John Waite is in a Winnebago sailing down the Pacific Coast Highway, finished performing old hits and new songs for a group of record company bigwigs, and headed to another industry show in San Diego.
“Shaking the hand that feeds me,” says the singer with a laugh.
It’s been a whirlwind week; Waite’s regular guitarist pulled out just before the tour was set to begin. Fortunately, Kyle Cook (Matchbox 20) was available, but the hastily assembled band had to do their first gig in New Orleans with little preparation.
“We went straight to a very shady part of town to do a rehearsal in this big warehouse and we couldn’t get in,” Waite explains. “Then we finally got in and the gear wasn’t there. So we went to a Starbucks, sat around a computer and put a set list together … the next day we went to the sound check.”
It helped that Cook and Waite have been a creative team for the past two years. Together, they co-wrote half of the originals on the just-released Rough and Tumble. It’s an easy partnership, says Waite: “From the downbeat with Kyle, I just really liked him. He’s intelligent and really musical and has a good philosophy and energy.”
After New Orleans, the band headed to southern California for a secret show at the Capitol Records tower (in the same studio where Gene Vincent cut “Be Bop a Lula,” notes Waite), radio station KLOS and Michele Clark’s buzzworthy Sunset Sessions.
“By all accounts, it was off the charts,” said Waite’s manager Jason Henke, noting that this same band will back Waite at Boynton’s Taproom on Saturday, March 5. “I think the guys are having a great time. There is a definite chemistry between John and Kyle musically, and it will be fun to see that play out live — as opposed to just in the writing room and in the studio.”
The new album is as good as anything he’s done, with a spirit Waite’s wanted to capture since his teenage days in England.
“Sonically, it’s cut back and the keyboards are at a complete minimum,” Waite says. “There’s a hint of Hammond organ and three piano chords that Kyle threw in, but basically it’s just very spartan. I think the currency of that is that it’s very truthful. I don’t like songs that are dressed up too much and I don’t like double tracking [or] overdubs.”
The late-night phone call depicted in “If You Ever Get Lonely” recalls Waite’s biggest hit, “Missing You,” but apart from that ballad, Rough and Tumble is a pretty raucous affair, embodied by tracks like the boisterous “Better Off Gone.”
Much of the record’s urgency, says Waite, has to do with the way it came to be made.
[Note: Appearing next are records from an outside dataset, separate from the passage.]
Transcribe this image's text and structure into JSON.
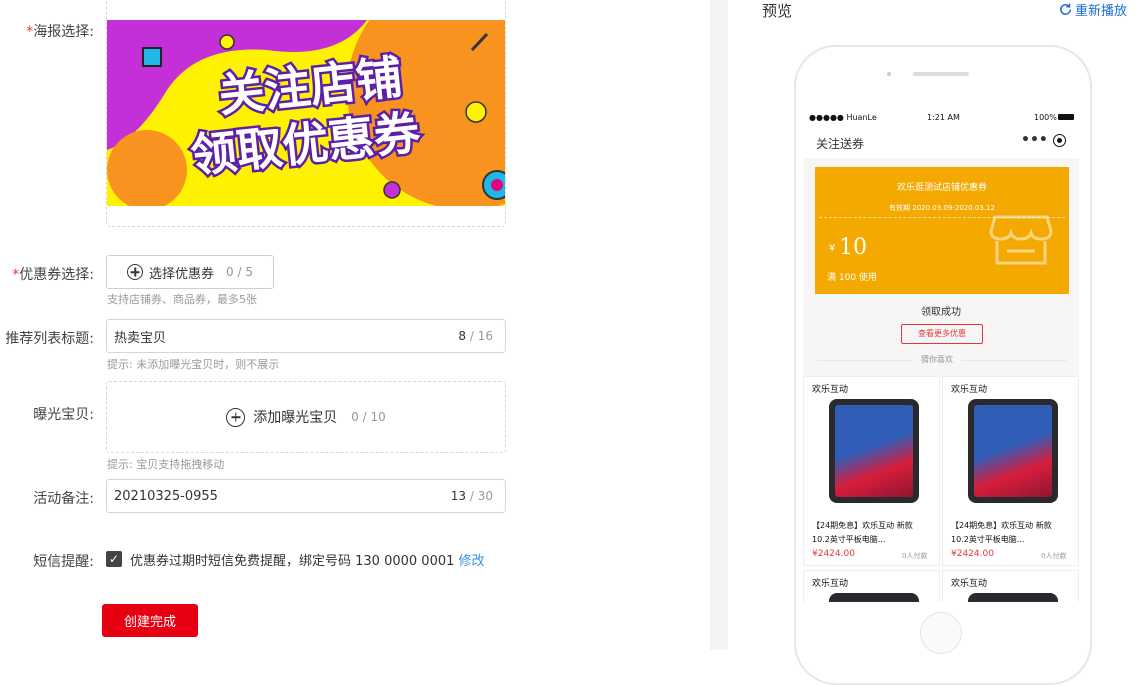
{
  "form": {
    "poster_label": "海报选择:",
    "poster_text_line1": "关注店铺",
    "poster_text_line2": "领取优惠券",
    "coupon_label": "优惠券选择:",
    "coupon_btn": "选择优惠券",
    "coupon_count": "0 / 5",
    "coupon_hint": "支持店铺券、商品券，最多5张",
    "recommend_label": "推荐列表标题:",
    "recommend_value": "热卖宝贝",
    "recommend_count_cur": "8",
    "recommend_count_max": " / 16",
    "recommend_hint": "提示: 未添加曝光宝贝时，则不展示",
    "expose_label": "曝光宝贝:",
    "expose_btn": "添加曝光宝贝",
    "expose_count": "0 / 10",
    "expose_hint": "提示: 宝贝支持拖拽移动",
    "note_label": "活动备注:",
    "note_value": "20210325-0955",
    "note_count_cur": "13",
    "note_count_max": " / 30",
    "sms_label": "短信提醒:",
    "sms_text": "优惠券过期时短信免费提醒，绑定号码 130 0000 0001",
    "sms_link": "修改",
    "submit": "创建完成"
  },
  "preview": {
    "title": "预览",
    "replay": "重新播放",
    "status_carrier": "●●●●● HuanLe",
    "status_time": "1:21 AM",
    "status_battery": "100%",
    "nav_title": "关注送券",
    "coupon_shop": "欢乐逛测试店铺优惠券",
    "coupon_validity": "有效期 2020.03.09-2020.03.12",
    "coupon_currency": "¥",
    "coupon_amount": "10",
    "coupon_condition": "满 100 使用",
    "received": "领取成功",
    "more_btn": "查看更多优惠",
    "guess": "猜你喜欢",
    "goods": [
      {
        "brand": "欢乐互动",
        "title_line1": "【24期免息】欢乐互动 新款",
        "title_line2": "10.2英寸平板电脑...",
        "price": "¥2424.00",
        "sold": "0人付款"
      },
      {
        "brand": "欢乐互动",
        "title_line1": "【24期免息】欢乐互动 新款",
        "title_line2": "10.2英寸平板电脑...",
        "price": "¥2424.00",
        "sold": "0人付款"
      },
      {
        "brand": "欢乐互动"
      },
      {
        "brand": "欢乐互动"
      }
    ]
  }
}
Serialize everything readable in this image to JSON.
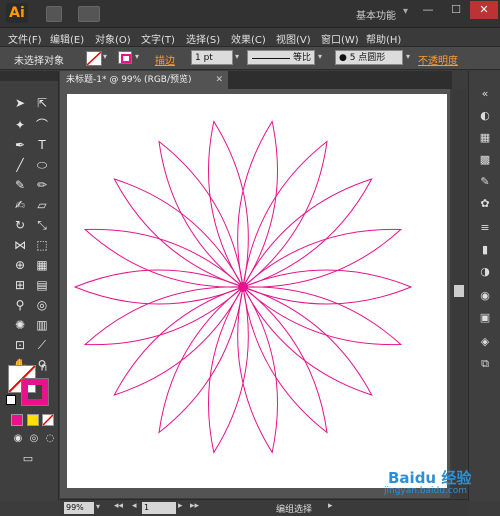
{
  "app": {
    "logo": "Ai",
    "workspace": "基本功能"
  },
  "menu": [
    "文件(F)",
    "编辑(E)",
    "对象(O)",
    "文字(T)",
    "选择(S)",
    "效果(C)",
    "视图(V)",
    "窗口(W)",
    "帮助(H)"
  ],
  "control": {
    "selection_status": "未选择对象",
    "stroke_label": "描边",
    "stroke_weight": "1 pt",
    "profile_label": "等比",
    "brush_label": "5 点圆形",
    "opacity_link": "不透明度"
  },
  "document": {
    "tab_title": "未标题-1* @ 99% (RGB/预览)"
  },
  "status": {
    "zoom": "99%",
    "page": "1",
    "message": "编组选择"
  },
  "watermark": {
    "text": "Baidu 经验",
    "url": "jingyan.baidu.com"
  },
  "colors": {
    "stroke": "#e8128c",
    "accent_orange": "#ff9b2e"
  },
  "artwork": {
    "petals": 18
  }
}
He and Cook had recorded a five-song EP, planning to shop it around at different labels. However, when Waite returned from Europe last summer, management told him he’d stand a better chance with a long player.
That wasn’t what Waite wanted to hear. “I was pissed,” he says bluntly. “I was proud of myself, it was a very successful European tour and I thought the manager would probably have a deal in place …. I’m thinking … I really don’t know what to do next. So it was awkward.”
Waite’s touring band, on the other hand, hadn’t worked on the EP and was itching to contribute.
“They felt a little left out,” says Waite. “So when I came back, they were really ready to show me the way home. It was a point being made there, I think.”
So he e-mailed them some song ideas, and a week later they gathered in a Santa Monica studio. It took Waite and guitarist Luis Maldonado an hour to write the title track.
“We spent the other three hours learning songs, changing things around and arranging,” says Waite. “It was a kind of wound up energy, thinking-on-your-feet sort of thing. But there was not really time to blink — that’s where I think I got lucky. There was just a focus there and a necessity to get it done and meet the deadline.”
Along with the originals, Waite covered Gabe Dixon’s soaring “Further the Sky,” recommended by friend and occasional collaborator Alison Krauss, and Ike &Tina Turner’s “Sweet Rhode Island Red,” a rollicking rocker Waite enjoyed back in his days with the Babys. “I always wanted to do it, and I was running short of songs, so I took a crack at it,” he says, adding, “now is better than later — there are some pretty high notes.”
In a promotional film for Rough and Tumble, Waite is seen walking past a Nashville curio shop and stopping to head-butt a statue of Elvis Presley. That’s the mood of the record — pound it out and let the world decide what to do with it.
It’s something the singer claims is true for him as well.
“Honestly, I don’t want to sound naïve but it surprises me still,” he says. “It was like jumping off a cliff into a pool. I immersed myself in it, and when I finally climbed out and moved away … I’m still sizing up what I’ve done.